--- Input records Enclosed Below ---

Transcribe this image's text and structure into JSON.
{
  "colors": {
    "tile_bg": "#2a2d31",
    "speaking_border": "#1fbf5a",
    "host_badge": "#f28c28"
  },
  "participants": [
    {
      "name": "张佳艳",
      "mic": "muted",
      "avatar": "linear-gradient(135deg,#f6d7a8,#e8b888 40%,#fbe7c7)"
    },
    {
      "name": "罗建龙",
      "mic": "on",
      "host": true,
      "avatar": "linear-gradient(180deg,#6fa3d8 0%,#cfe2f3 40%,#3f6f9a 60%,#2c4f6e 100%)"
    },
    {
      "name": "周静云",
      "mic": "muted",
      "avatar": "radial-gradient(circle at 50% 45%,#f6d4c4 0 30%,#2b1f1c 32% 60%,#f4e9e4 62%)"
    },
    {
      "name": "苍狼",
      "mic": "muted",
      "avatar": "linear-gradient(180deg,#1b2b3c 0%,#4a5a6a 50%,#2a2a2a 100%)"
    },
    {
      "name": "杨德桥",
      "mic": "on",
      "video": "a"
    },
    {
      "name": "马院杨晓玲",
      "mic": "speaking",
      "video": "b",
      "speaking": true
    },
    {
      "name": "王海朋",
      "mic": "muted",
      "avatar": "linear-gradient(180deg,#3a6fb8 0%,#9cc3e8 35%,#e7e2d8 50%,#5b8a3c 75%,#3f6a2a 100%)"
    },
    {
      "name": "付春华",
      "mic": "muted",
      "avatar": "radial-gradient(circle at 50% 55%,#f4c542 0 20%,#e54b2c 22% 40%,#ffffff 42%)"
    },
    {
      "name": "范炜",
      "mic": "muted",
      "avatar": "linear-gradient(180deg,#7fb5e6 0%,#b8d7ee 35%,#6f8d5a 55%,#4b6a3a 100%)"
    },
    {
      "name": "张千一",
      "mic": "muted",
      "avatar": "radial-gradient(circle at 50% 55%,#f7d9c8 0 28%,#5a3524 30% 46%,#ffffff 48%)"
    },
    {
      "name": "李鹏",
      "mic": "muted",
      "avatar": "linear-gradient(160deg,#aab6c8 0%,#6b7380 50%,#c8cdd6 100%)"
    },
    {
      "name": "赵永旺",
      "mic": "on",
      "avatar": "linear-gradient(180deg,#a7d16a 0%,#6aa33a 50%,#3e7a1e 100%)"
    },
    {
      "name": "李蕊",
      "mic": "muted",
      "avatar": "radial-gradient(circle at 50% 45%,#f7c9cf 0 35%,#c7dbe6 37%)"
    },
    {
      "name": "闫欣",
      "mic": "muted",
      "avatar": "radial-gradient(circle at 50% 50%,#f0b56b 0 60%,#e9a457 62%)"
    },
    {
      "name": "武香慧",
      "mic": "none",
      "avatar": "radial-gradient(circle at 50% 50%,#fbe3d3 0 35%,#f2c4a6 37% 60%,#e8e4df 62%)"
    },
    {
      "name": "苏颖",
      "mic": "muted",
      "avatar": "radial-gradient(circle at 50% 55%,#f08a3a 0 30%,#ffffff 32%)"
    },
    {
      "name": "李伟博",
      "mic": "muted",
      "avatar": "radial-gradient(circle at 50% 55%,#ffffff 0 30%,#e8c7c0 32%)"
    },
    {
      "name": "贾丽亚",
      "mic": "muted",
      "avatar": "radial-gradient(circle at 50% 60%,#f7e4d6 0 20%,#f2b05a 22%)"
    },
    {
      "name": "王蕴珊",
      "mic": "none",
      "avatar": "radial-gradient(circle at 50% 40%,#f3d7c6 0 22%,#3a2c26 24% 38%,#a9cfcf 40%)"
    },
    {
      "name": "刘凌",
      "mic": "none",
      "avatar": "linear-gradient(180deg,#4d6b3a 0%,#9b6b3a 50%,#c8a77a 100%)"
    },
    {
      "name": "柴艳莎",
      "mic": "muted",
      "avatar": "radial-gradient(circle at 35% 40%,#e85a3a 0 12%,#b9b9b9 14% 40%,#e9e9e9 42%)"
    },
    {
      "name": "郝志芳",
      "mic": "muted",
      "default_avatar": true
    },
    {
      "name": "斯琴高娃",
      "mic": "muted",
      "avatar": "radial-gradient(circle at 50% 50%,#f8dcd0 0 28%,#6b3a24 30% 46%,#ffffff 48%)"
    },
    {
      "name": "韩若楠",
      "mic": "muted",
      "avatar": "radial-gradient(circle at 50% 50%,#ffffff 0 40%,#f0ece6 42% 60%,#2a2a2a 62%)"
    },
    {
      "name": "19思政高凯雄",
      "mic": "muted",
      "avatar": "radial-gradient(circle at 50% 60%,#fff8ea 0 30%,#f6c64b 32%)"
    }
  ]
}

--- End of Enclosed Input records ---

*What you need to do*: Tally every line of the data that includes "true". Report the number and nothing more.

*Problem solution*: 3